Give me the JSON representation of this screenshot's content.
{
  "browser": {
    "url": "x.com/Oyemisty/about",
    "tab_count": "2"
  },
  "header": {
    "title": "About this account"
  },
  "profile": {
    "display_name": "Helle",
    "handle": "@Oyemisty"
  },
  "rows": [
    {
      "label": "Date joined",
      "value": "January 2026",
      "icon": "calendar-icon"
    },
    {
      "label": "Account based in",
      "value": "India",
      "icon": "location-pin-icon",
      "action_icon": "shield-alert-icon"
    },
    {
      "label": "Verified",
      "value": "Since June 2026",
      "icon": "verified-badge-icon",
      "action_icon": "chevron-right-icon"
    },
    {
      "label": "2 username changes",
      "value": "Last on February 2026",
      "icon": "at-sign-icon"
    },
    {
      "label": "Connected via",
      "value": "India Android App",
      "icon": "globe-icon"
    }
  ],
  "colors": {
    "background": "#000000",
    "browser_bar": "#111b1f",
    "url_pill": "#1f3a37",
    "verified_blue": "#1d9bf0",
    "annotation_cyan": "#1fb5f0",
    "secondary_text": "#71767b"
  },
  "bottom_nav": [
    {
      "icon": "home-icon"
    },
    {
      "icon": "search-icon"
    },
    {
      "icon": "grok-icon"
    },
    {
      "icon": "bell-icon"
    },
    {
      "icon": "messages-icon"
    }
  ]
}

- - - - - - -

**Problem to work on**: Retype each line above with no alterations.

**Exercise answer**:
Give me the JSON representation of this screenshot's content.
{
  "browser": {
    "url": "x.com/Oyemisty/about",
    "tab_count": "2"
  },
  "header": {
    "title": "About this account"
  },
  "profile": {
    "display_name": "Helle",
    "handle": "@Oyemisty"
  },
  "rows": [
    {
      "label": "Date joined",
      "value": "January 2026",
      "icon": "calendar-icon"
    },
    {
      "label": "Account based in",
      "value": "India",
      "icon": "location-pin-icon",
      "action_icon": "shield-alert-icon"
    },
    {
      "label": "Verified",
      "value": "Since June 2026",
      "icon": "verified-badge-icon",
      "action_icon": "chevron-right-icon"
    },
    {
      "label": "2 username changes",
      "value": "Last on February 2026",
      "icon": "at-sign-icon"
    },
    {
      "label": "Connected via",
      "value": "India Android App",
      "icon": "globe-icon"
    }
  ],
  "colors": {
    "background": "#000000",
    "browser_bar": "#111b1f",
    "url_pill": "#1f3a37",
    "verified_blue": "#1d9bf0",
    "annotation_cyan": "#1fb5f0",
    "secondary_text": "#71767b"
  },
  "bottom_nav": [
    {
      "icon": "home-icon"
    },
    {
      "icon": "search-icon"
    },
    {
      "icon": "grok-icon"
    },
    {
      "icon": "bell-icon"
    },
    {
      "icon": "messages-icon"
    }
  ]
}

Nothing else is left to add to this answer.